Other creators that I felt I needed to snap up were guys like Jack Tempest, who managed to slip effortlessly from drawing frog-monsters and Lovecraft inspired adventures to quiet, character scenes where those inflections and facial emotions needed to resonate. Since I met Mark Penman and saw what he was doing on his creator-owned series Peabody & D’Gorath, I knew he was an artist worth working with. We click on Mignola and the occult, and I admire his vision. He deserves to be huge. Every artist that ended up on the book did so because they produce high quality work and because they were pleasurable people. This is no truer than the case of Conor Boyle, who I met at Thought Bubble 2011 and knew within five minutes was the guy to draw the main narrative of the book. Conor and his wife Lizzie (who run one of my favourite imprints Disconnected Press) are the hardest working people I know. They’ve become something like guardian angels during the first stages of my journey through the great maze.
Conor stepped on-board as not only my collaborating artist, but also as a visual consultant – ensuring continuity was kept and each artist’s character designs were up to date with each other. His attention to detail and the strong sense of location in his art was apparent immediately. I knew the main narrative was to be almost entirely set on the grounds of Mist House – and told in real-time over twenty four hours – and Conor managed to ground everything perfectly. To this end, I also managed to draft in Jim Campbell to letter the entire book. With so many art styles and visual acrobatics, it was important to keep a consistency to the voices within. Conor even created blue-prints of the house as the geography of the building was so closely meshed with Zelda’s psychological and emotional state.
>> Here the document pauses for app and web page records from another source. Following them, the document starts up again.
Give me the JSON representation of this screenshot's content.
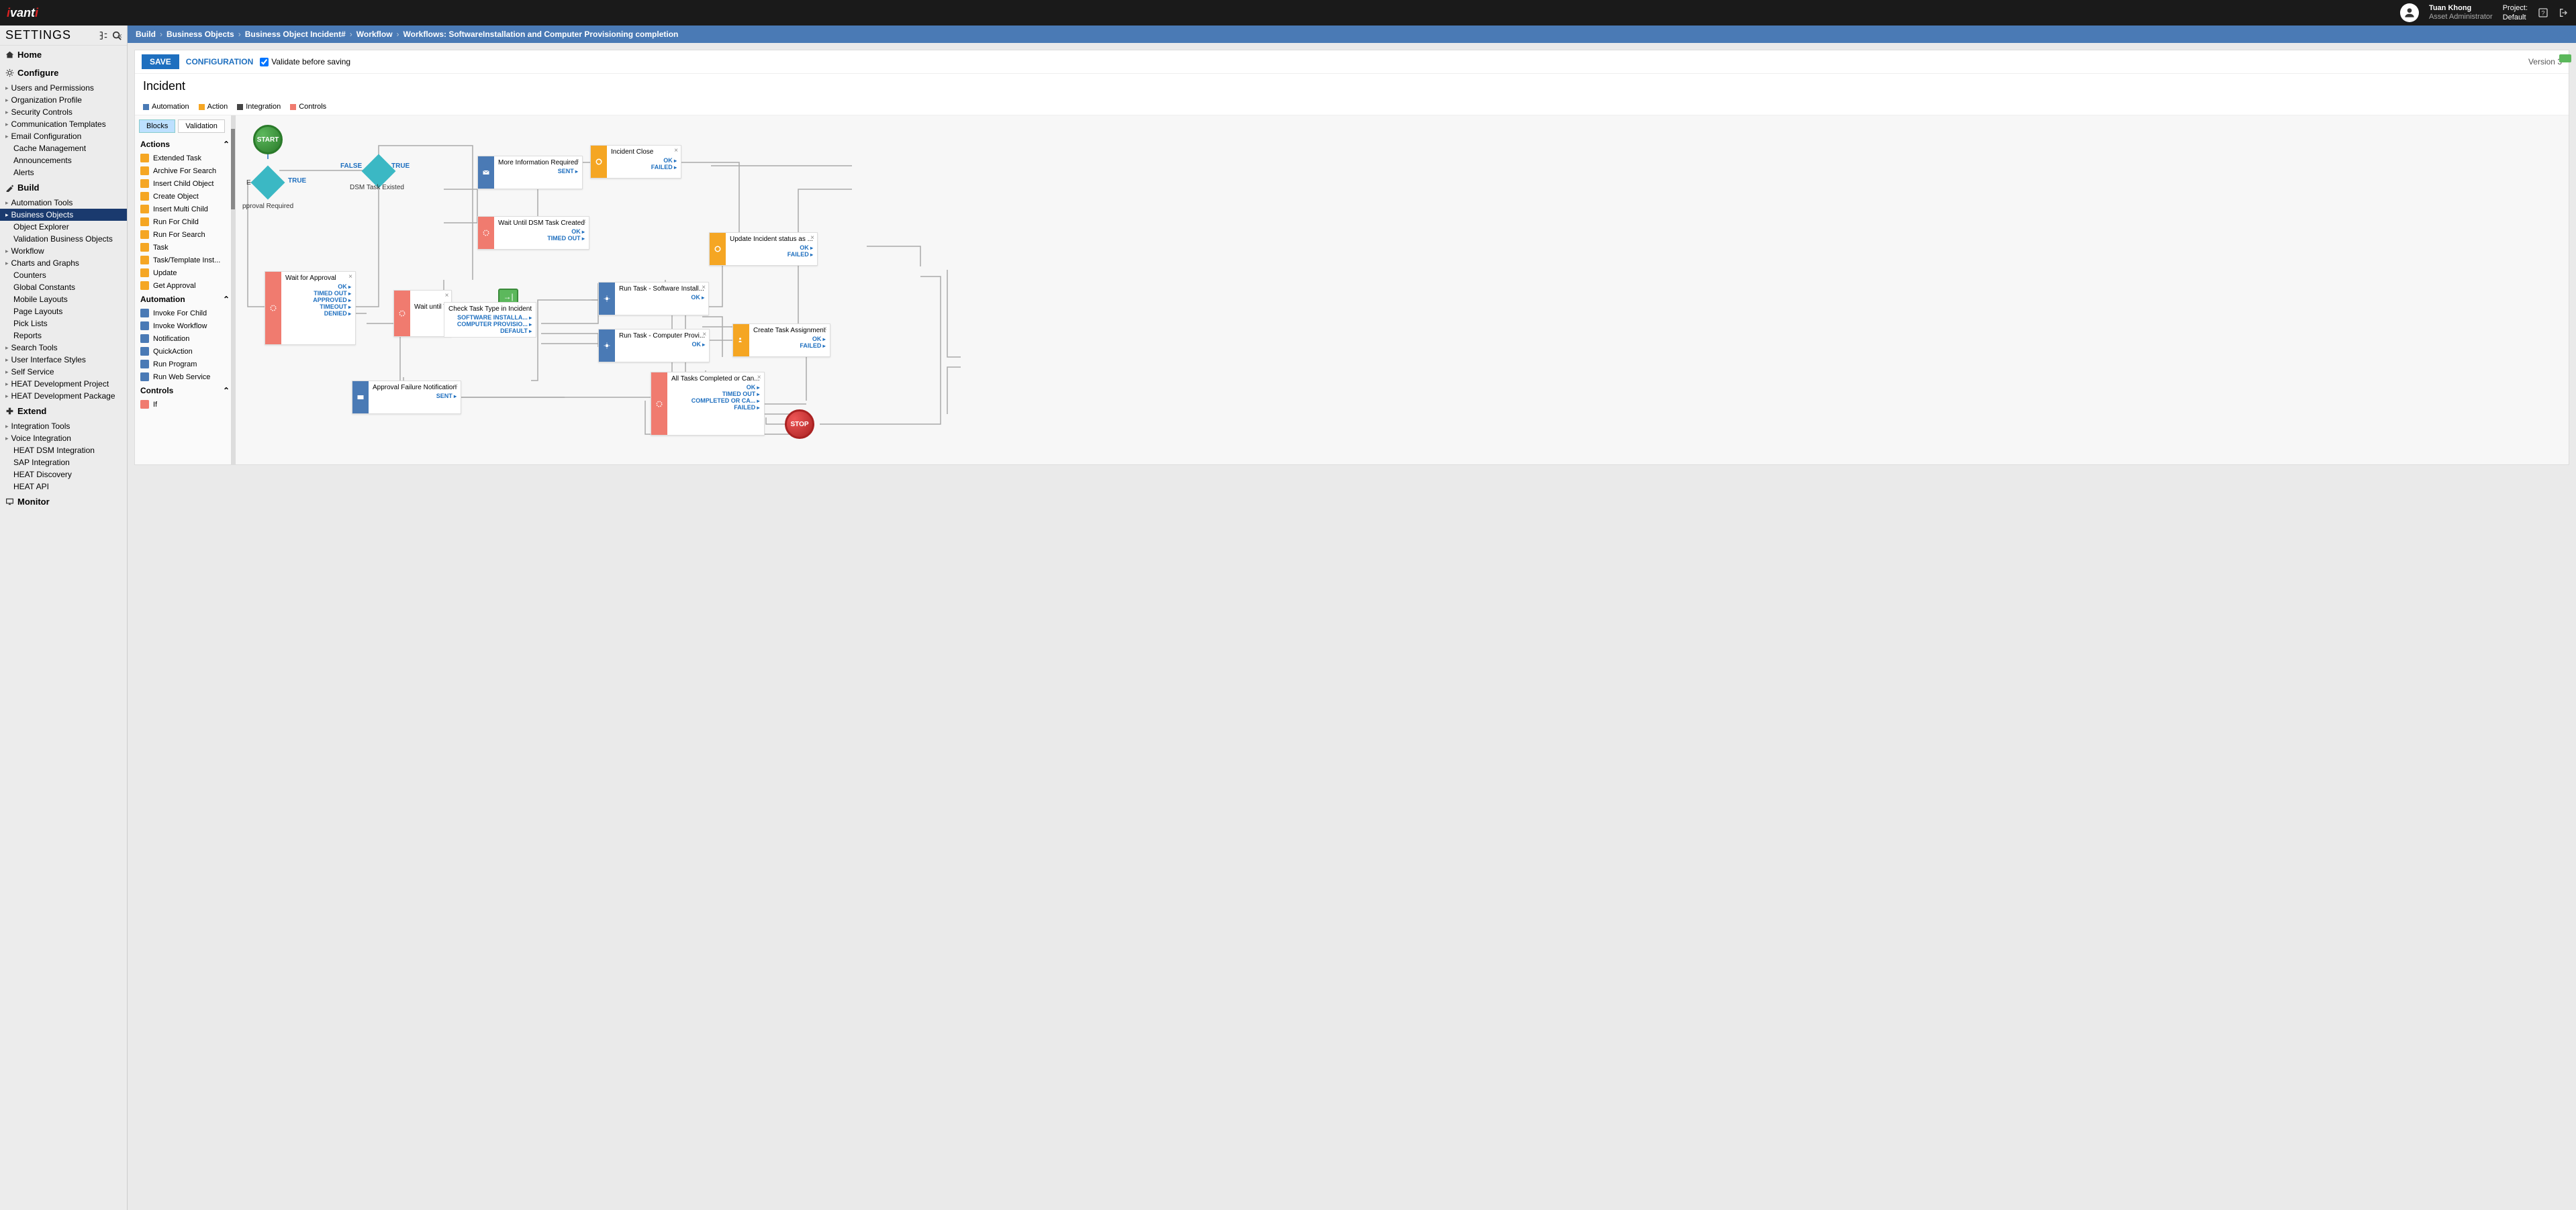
{
  "header": {
    "logo": "ivanti",
    "user": {
      "name": "Tuan Khong",
      "role": "Asset Administrator"
    },
    "project": {
      "label": "Project:",
      "value": "Default"
    }
  },
  "sidebar": {
    "title": "SETTINGS",
    "sections": [
      {
        "icon": "home",
        "label": "Home"
      },
      {
        "icon": "gear",
        "label": "Configure"
      }
    ],
    "configure_items": [
      {
        "label": "Users and Permissions",
        "exp": true
      },
      {
        "label": "Organization Profile",
        "exp": true
      },
      {
        "label": "Security Controls",
        "exp": true
      },
      {
        "label": "Communication Templates",
        "exp": true
      },
      {
        "label": "Email Configuration",
        "exp": true
      },
      {
        "label": "Cache Management"
      },
      {
        "label": "Announcements"
      },
      {
        "label": "Alerts"
      }
    ],
    "build": {
      "label": "Build"
    },
    "build_items": [
      {
        "label": "Automation Tools",
        "exp": true
      },
      {
        "label": "Business Objects",
        "exp": true,
        "active": true
      },
      {
        "label": "Object Explorer"
      },
      {
        "label": "Validation Business Objects"
      },
      {
        "label": "Workflow",
        "exp": true
      },
      {
        "label": "Charts and Graphs",
        "exp": true
      },
      {
        "label": "Counters"
      },
      {
        "label": "Global Constants"
      },
      {
        "label": "Mobile Layouts"
      },
      {
        "label": "Page Layouts"
      },
      {
        "label": "Pick Lists"
      },
      {
        "label": "Reports"
      },
      {
        "label": "Search Tools",
        "exp": true
      },
      {
        "label": "User Interface Styles",
        "exp": true
      },
      {
        "label": "Self Service",
        "exp": true
      },
      {
        "label": "HEAT Development Project",
        "exp": true
      },
      {
        "label": "HEAT Development Package",
        "exp": true
      }
    ],
    "extend": {
      "label": "Extend"
    },
    "extend_items": [
      {
        "label": "Integration Tools",
        "exp": true
      },
      {
        "label": "Voice Integration",
        "exp": true
      },
      {
        "label": "HEAT DSM Integration"
      },
      {
        "label": "SAP Integration"
      },
      {
        "label": "HEAT Discovery"
      },
      {
        "label": "HEAT API"
      }
    ],
    "monitor": {
      "label": "Monitor"
    }
  },
  "breadcrumb": {
    "items": [
      "Build",
      "Business Objects",
      "Business Object Incident#",
      "Workflow"
    ],
    "current": "Workflows: SoftwareInstallation and Computer Provisioning completion"
  },
  "toolbar": {
    "save": "SAVE",
    "config": "CONFIGURATION",
    "validate": "Validate before saving",
    "version": "Version 3"
  },
  "page": {
    "title": "Incident"
  },
  "legend": {
    "auto": "Automation",
    "action": "Action",
    "integ": "Integration",
    "ctrl": "Controls"
  },
  "palette": {
    "tabs": {
      "blocks": "Blocks",
      "validation": "Validation"
    },
    "groups": {
      "actions": "Actions",
      "automation": "Automation",
      "controls": "Controls"
    },
    "actions": [
      "Extended Task",
      "Archive For Search",
      "Insert Child Object",
      "Create Object",
      "Insert Multi Child",
      "Run For Child",
      "Run For Search",
      "Task",
      "Task/Template Inst...",
      "Update",
      "Get Approval"
    ],
    "automation": [
      "Invoke For Child",
      "Invoke Workflow",
      "Notification",
      "QuickAction",
      "Run Program",
      "Run Web Service"
    ],
    "controls": [
      "If"
    ]
  },
  "canvas": {
    "start": "START",
    "stop": "STOP",
    "labels": {
      "false": "FALSE",
      "true": "TRUE",
      "true2": "TRUE",
      "approval_req": "pproval Required",
      "dsm_existed": "DSM Task Existed",
      "e": "E"
    },
    "blocks": {
      "more_info": {
        "title": "More Information Required",
        "outs": [
          "SENT"
        ]
      },
      "incident_close": {
        "title": "Incident Close",
        "outs": [
          "OK",
          "FAILED"
        ]
      },
      "wait_dsm": {
        "title": "Wait Until DSM Task Created",
        "outs": [
          "OK",
          "TIMED OUT"
        ]
      },
      "update_status": {
        "title": "Update Incident status as ...",
        "outs": [
          "OK",
          "FAILED"
        ]
      },
      "wait_approval": {
        "title": "Wait for Approval",
        "outs": [
          "OK",
          "TIMED OUT",
          "APPROVED",
          "TIMEOUT",
          "DENIED"
        ]
      },
      "wait_until": {
        "title": "Wait until T"
      },
      "check_task": {
        "title": "Check Task Type in Incident",
        "outs": [
          "SOFTWARE INSTALLA...",
          "COMPUTER PROVISIO...",
          "DEFAULT"
        ]
      },
      "run_sw": {
        "title": "Run Task - Software Install...",
        "outs": [
          "OK"
        ]
      },
      "run_cp": {
        "title": "Run Task - Computer Provi...",
        "outs": [
          "OK"
        ]
      },
      "create_assign": {
        "title": "Create Task Assignment",
        "outs": [
          "OK",
          "FAILED"
        ]
      },
      "approval_fail": {
        "title": "Approval Failure Notification",
        "outs": [
          "SENT"
        ]
      },
      "all_tasks": {
        "title": "All Tasks Completed or Can...",
        "outs": [
          "OK",
          "TIMED OUT",
          "COMPLETED OR CA...",
          "FAILED"
        ]
      }
    }
  }
}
The technique of utilizing different artists developed to such an extent that it was possible to interweave two or more artist’s work for specific moments in the story. I roped Indio into drawing spot-illustrations of Zelda’s violent migraine visions and we were able to literally create an art-mash fusing every artist’s version of Thaddeus onto a singular panel. I’m sure this caused Conor no end of problems! Ha! But it was worth it and looks breathtaking! It’s another example of the story working symbiotically and creating a reason for the diverse visuals and the techniques used to achieve them.
All you can really do as a creator is make something you would want to read, and that’s what we tried to do on this project. I’m intensely proud of the comic and hope others get a kick out of what we’ve done. ‘Who On Earth Was Thaddeus Mist?’ will launch at Thought Bubble in November and select bookstores shortly afterwards.
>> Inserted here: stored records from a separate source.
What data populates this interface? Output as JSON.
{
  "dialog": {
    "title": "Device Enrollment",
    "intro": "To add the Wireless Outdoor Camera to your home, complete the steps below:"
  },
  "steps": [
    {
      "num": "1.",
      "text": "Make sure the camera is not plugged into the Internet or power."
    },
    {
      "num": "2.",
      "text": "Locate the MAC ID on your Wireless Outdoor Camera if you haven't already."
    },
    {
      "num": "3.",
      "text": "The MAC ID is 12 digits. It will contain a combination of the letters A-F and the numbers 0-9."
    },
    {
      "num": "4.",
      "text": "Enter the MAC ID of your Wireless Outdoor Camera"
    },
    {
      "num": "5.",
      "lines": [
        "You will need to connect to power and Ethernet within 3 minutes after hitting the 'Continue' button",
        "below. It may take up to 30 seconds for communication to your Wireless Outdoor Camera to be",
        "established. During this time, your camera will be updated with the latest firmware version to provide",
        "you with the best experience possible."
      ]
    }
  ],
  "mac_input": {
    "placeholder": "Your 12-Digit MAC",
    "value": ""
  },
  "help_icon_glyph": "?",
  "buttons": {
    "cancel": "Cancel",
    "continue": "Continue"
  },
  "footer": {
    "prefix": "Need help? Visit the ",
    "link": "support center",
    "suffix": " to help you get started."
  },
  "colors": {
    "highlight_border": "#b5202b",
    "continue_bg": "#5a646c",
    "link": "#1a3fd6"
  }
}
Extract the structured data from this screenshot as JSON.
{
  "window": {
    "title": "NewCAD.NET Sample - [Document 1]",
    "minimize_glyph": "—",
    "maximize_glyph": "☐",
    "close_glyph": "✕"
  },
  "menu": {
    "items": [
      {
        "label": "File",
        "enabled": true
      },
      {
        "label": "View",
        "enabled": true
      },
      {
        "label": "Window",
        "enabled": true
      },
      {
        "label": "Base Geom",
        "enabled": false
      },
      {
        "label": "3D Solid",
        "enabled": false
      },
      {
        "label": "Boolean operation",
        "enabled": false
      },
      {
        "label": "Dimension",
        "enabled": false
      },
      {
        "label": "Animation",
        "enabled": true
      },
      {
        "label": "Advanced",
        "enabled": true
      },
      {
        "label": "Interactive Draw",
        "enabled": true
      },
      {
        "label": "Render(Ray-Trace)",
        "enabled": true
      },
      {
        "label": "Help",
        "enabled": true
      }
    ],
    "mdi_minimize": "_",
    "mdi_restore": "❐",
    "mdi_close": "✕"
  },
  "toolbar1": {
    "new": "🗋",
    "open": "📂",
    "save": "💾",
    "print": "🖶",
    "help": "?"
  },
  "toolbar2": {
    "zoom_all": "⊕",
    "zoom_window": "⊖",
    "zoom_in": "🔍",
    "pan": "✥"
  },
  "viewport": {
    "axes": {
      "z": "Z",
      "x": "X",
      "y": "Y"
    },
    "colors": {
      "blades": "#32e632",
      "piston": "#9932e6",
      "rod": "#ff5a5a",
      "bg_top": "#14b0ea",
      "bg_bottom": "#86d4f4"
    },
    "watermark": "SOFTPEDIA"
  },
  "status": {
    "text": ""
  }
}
Many thanks to Owen for taking the time to gather his thoughts on the book.